Nevertheless, following influencers to understand success is biased and can probably lead to wrong conclusions. It is the survivorship bias, or also silent evidence as called by Nassim Nicholas Taleb in his book Black Swan. He illustrated it by the following story:

Diagoras, a nonbeliever in the gods, was shown painted tablets bearing the portraits of some worshippers who prayed, then survived a subsequent shipwreck. The implication was that praying protects you from drowning. 
Diagoras asked, “Where are the pictures of those who prayed, then drowned?”




Do we know how much people applied the "5 rules to change your life" but failed and never made it to be Linkedin influencers? Until we do, we should stay skeptical, and do not take whatever a top influencer gives us as truth, but rather try to validate it.

jeudi 17 novembre 2016

CDN benchmarking

Today, when you want to compare the performance of different CDN providers in a specific region, your first reflex is to check public Real User Monitoring (RUM) data, with Cedexis being one of the most known RUM provider. This data is very useful, and some CDN providers buy it in order to benchmark with other competitors and work on improving performance when there are gaps.



I will highlight in the following what exactly RUM measures, so you do not jump quickly to some unprecise conclusions. Let's focus on the latency performance KPI and list the different components that contribute to it:
  • Last mile network latency to CDN Edge on the ISP network, which reflects how near is it to the user.
  • Caching latency, which is mainly due to CDN Edge not having the content and must go back to the origin to fill it.
  • Connectivity latency from CDN edge to Origin.
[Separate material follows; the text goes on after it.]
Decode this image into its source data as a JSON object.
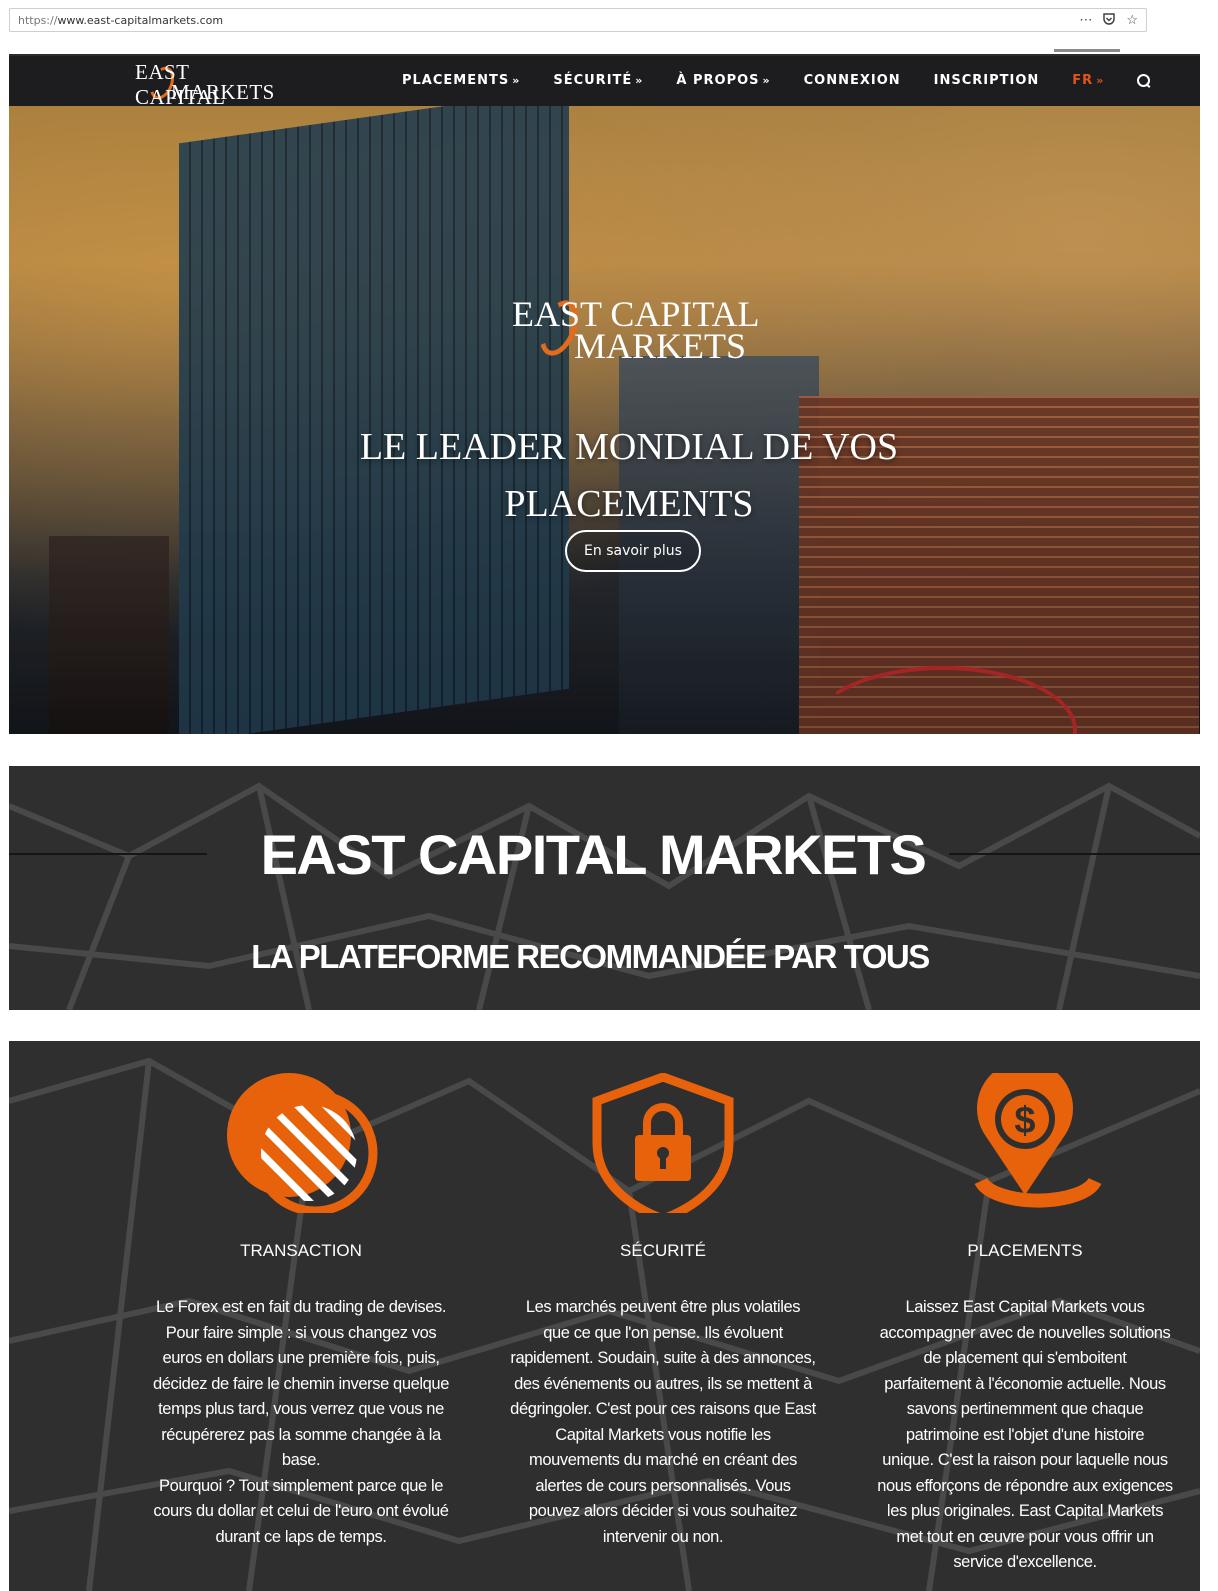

In general, RUM measurements are based on calculating the time (RTD) it takes to serve the user a predefined object from CDN Edge. Since the object is the same and doesn't change, it's always cached on edges, thus measurements reflect solely the first mile network latency. But that's not all of the picture, because in real life CDN edges needs to fill content from the origin:
  • According to the cache purge policy and the disk space available, the request will be a cache miss. The less TB capacity is present on the Edge, the more will be the caching latency of the CDN.
  • According to CDN backbone, the more hops you need to cross to reach the origin, the more will be the connectivity latency. On this aspect for example, tier 1 IP networks who provide CDN services are very optimized.
For highly cachable content, the comparaison based only on the first mile latency makes sense, but it has limits when it's not the case, such as for long tail video streaming or dynamic content.